It was my dream to study Industrial Design but I could not do it in my undergraduate education. Is it possible to realize this dream by studying in the master's program?
It is only possible to gain the knowledge and skills of a profession and to receive the title of that profession only through undergraduate education related to that profession. In other words, only undergraduate education and the title in the undergraduate diploma can provide a profession or a professional title. A master's degree constitutes the first step in specializing in a particular subject; however, it does not provide a profession or professional title to individuals according to this education. Therefore, the industrial design master's program does not aim to provide basic professional knowledge and skills in industrial design, on the other hand, it enables candidates from different disciplines to conduct an original research in the field of industrial design by using their own knowledge.
I graduated from a department other than Industrial Design. How does the Scientific Preparation program work? What are the courses I need to take?

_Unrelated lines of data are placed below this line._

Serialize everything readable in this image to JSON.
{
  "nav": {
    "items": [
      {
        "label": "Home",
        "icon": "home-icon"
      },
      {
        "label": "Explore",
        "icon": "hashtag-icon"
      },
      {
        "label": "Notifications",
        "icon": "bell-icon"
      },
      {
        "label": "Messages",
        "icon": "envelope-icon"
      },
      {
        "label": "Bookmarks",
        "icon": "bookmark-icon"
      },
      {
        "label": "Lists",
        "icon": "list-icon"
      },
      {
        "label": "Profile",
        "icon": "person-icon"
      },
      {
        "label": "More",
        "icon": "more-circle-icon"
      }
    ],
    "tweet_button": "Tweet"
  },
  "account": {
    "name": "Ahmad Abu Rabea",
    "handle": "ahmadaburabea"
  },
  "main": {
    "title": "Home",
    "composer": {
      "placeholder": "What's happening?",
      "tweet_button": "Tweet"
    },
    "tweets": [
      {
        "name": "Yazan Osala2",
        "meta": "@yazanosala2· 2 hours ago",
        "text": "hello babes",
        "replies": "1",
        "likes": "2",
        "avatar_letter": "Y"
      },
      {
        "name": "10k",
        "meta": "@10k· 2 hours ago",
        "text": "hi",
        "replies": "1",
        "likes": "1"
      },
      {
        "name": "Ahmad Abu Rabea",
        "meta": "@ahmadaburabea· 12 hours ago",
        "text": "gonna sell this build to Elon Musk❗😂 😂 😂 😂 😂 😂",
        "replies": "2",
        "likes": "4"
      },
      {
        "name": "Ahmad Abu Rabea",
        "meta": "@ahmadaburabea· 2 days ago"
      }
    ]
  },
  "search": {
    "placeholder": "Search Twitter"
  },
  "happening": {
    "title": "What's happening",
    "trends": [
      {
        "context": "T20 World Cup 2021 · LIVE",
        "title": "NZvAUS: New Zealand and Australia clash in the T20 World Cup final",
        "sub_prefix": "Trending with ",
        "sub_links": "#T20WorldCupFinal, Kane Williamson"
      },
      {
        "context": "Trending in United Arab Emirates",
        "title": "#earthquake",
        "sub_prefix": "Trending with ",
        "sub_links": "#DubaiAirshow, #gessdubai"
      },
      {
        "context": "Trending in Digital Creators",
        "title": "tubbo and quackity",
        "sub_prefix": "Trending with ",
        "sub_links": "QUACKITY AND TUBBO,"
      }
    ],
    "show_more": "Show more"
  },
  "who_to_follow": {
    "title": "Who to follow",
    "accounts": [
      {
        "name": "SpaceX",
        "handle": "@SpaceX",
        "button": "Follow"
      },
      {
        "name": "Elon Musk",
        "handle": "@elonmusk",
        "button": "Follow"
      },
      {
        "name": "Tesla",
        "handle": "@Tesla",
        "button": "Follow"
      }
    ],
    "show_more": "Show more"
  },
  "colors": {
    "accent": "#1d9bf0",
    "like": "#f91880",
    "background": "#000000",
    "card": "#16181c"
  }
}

In our department, students who are accepted to the Master's program from a different discipline are applied to the Scientific Preparation program for one semester. In the Scientific Preparation program, the student takes 2 undergraduate courses, 1 theoretical and 1 applied. These courses are ID 301/ID 302 and ID 121/ID 223. However, since both ID 223 and ID 121 courses are offered in the fall semester, students accepted to the program in the spring semester can take ID 321.
NOTE: Pursuant to the Regulation; in order for scientific preparation students to be considered successful in the graduate scientific preparation program and to start the graduate program, they must get at least a CC grade from the undergraduate courses of the scientific preparation program, at least CB grade from the graduate courses and complete the program with a GPA of 2.50.